>>>>>

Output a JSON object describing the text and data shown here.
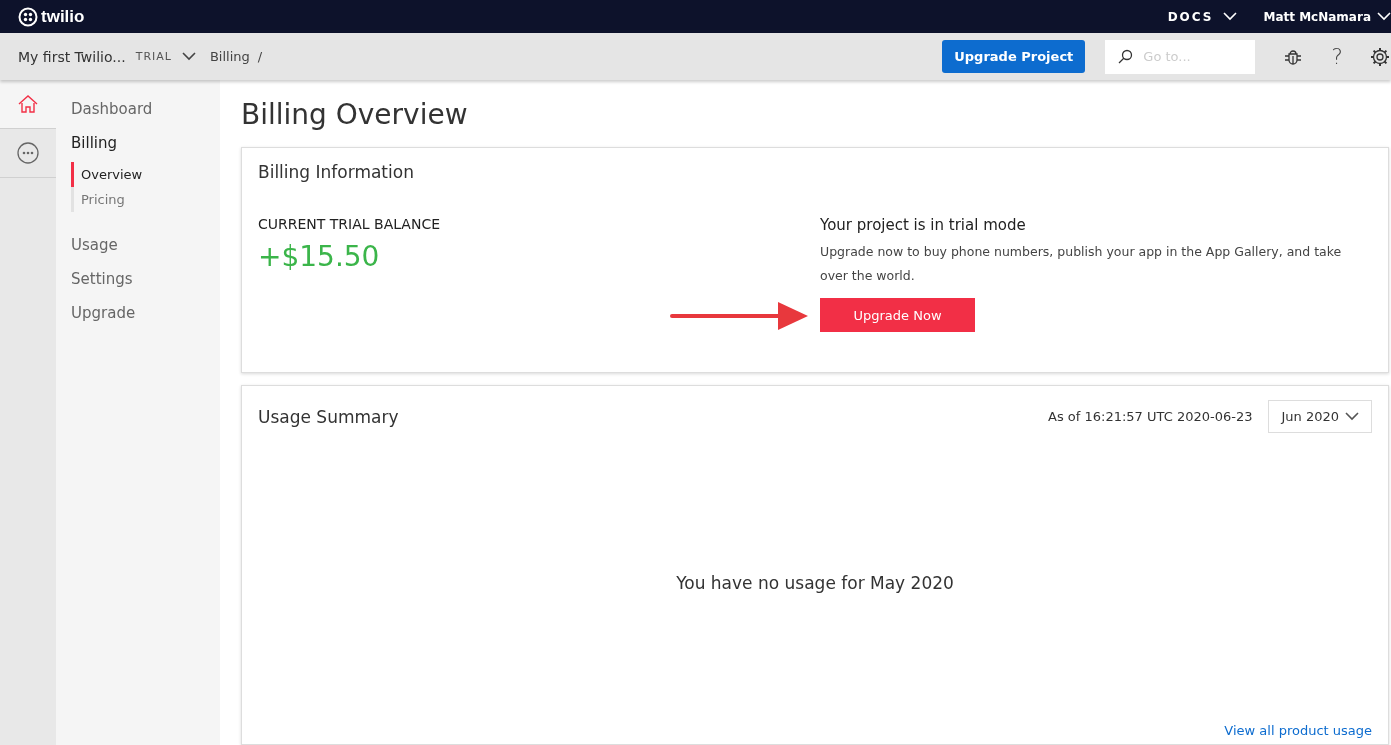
{
  "topbar": {
    "brand": "twilio",
    "docs": "DOCS",
    "user": "Matt McNamara"
  },
  "subbar": {
    "project": "My first Twilio...",
    "badge": "TRIAL",
    "breadcrumb": "Billing",
    "separator": "/",
    "upgrade_button": "Upgrade Project",
    "search": {
      "placeholder": "Go to..."
    },
    "help": "?"
  },
  "rail": [
    {
      "kind": "home",
      "selected": true
    },
    {
      "kind": "more",
      "selected": false
    }
  ],
  "sidebar": {
    "items": [
      {
        "label": "Dashboard",
        "selected": false
      },
      {
        "label": "Billing",
        "selected": true,
        "children": [
          {
            "label": "Overview",
            "selected": true
          },
          {
            "label": "Pricing",
            "selected": false
          }
        ]
      },
      {
        "label": "Usage",
        "selected": false
      },
      {
        "label": "Settings",
        "selected": false
      },
      {
        "label": "Upgrade",
        "selected": false
      }
    ]
  },
  "page_title": "Billing Overview",
  "billing_card": {
    "title": "Billing Information",
    "balance_label": "CURRENT TRIAL BALANCE",
    "balance": "+$15.50",
    "trial_heading": "Your project is in trial mode",
    "trial_text": "Upgrade now to buy phone numbers, publish your app in the App Gallery, and take over the world.",
    "button": "Upgrade Now"
  },
  "usage_card": {
    "title": "Usage Summary",
    "as_of": "As of 16:21:57 UTC 2020-06-23",
    "month": "Jun 2020",
    "empty_message": "You have no usage for May 2020",
    "link": "View all product usage"
  }
}
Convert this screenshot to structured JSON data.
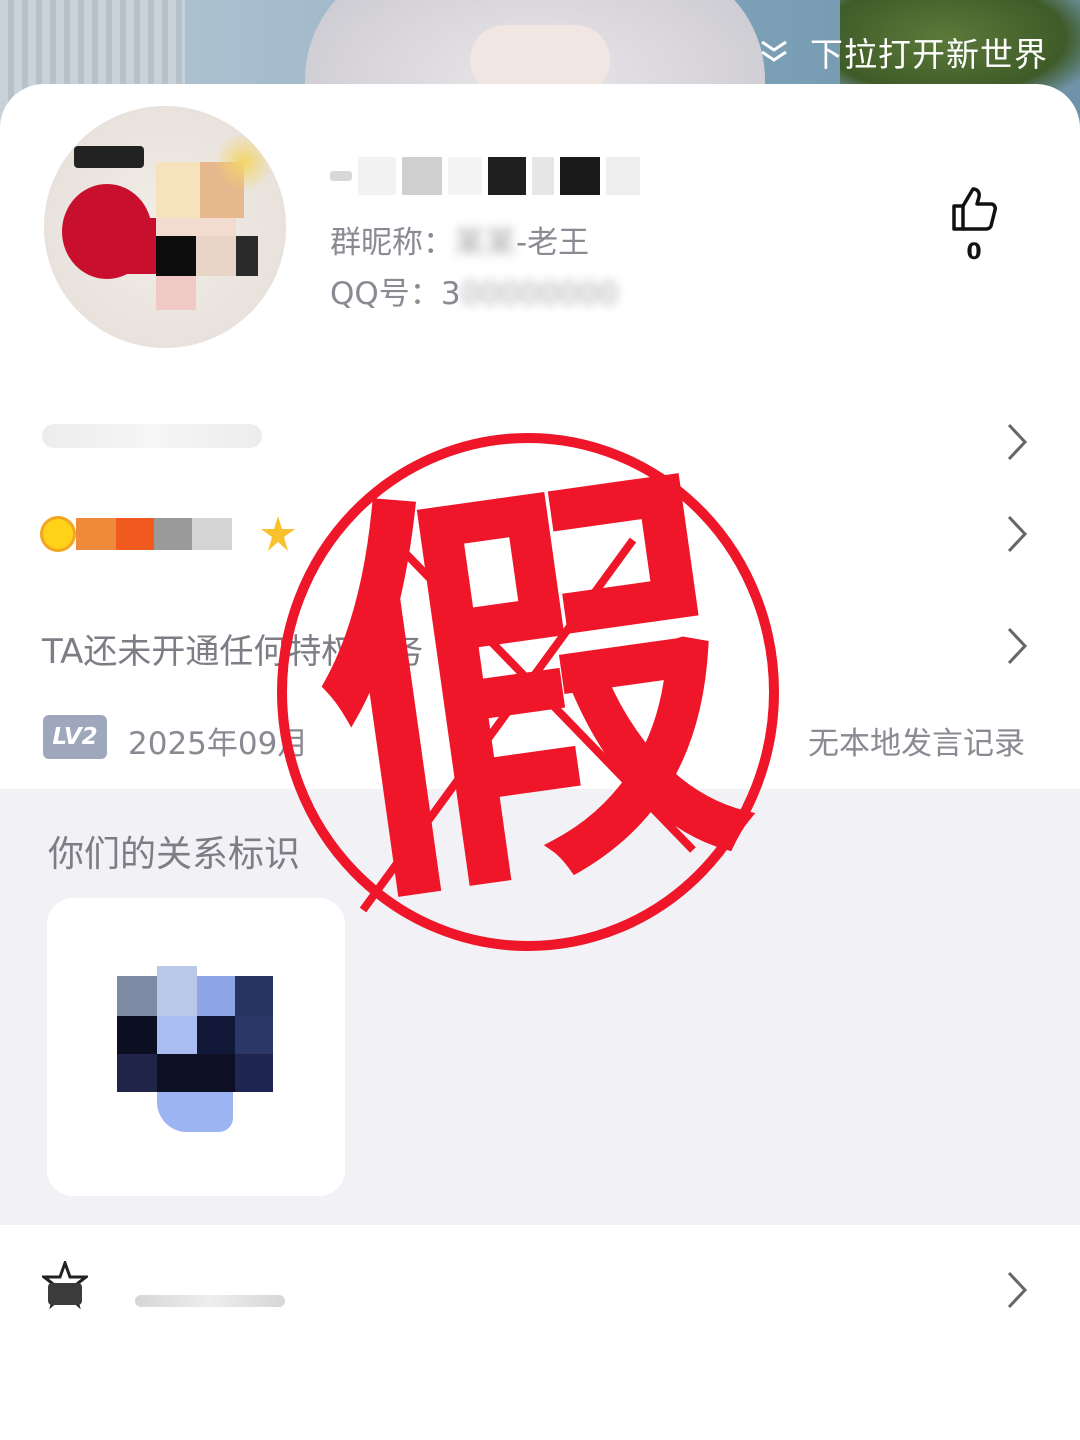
{
  "banner": {
    "hint": "下拉打开新世界"
  },
  "profile": {
    "nickname_label": "群昵称：",
    "nickname_value": "-老王",
    "qq_label": "QQ号：",
    "qq_value": "3",
    "likes": "0"
  },
  "rows": {
    "service_text": "TA还未开通任何特权服务",
    "level_badge": "LV2",
    "join_text": "2025年09月",
    "no_record": "无本地发言记录"
  },
  "relation": {
    "title": "你们的关系标识"
  },
  "stamp": {
    "text": "假",
    "color": "#ee1628"
  },
  "colors": {
    "muted_text": "#8a8a93",
    "section_bg": "#f2f2f6",
    "badge_bg": "#9fa7bd"
  }
}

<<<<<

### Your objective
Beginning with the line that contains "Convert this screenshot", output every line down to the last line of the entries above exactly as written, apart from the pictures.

### Solution to this exercise
Convert this screenshot to structured JSON data.
{
  "banner": {
    "hint": "下拉打开新世界"
  },
  "profile": {
    "nickname_label": "群昵称：",
    "nickname_value": "-老王",
    "qq_label": "QQ号：",
    "qq_value": "3",
    "likes": "0"
  },
  "rows": {
    "service_text": "TA还未开通任何特权服务",
    "level_badge": "LV2",
    "join_text": "2025年09月",
    "no_record": "无本地发言记录"
  },
  "relation": {
    "title": "你们的关系标识"
  },
  "stamp": {
    "text": "假",
    "color": "#ee1628"
  },
  "colors": {
    "muted_text": "#8a8a93",
    "section_bg": "#f2f2f6",
    "badge_bg": "#9fa7bd"
  }
}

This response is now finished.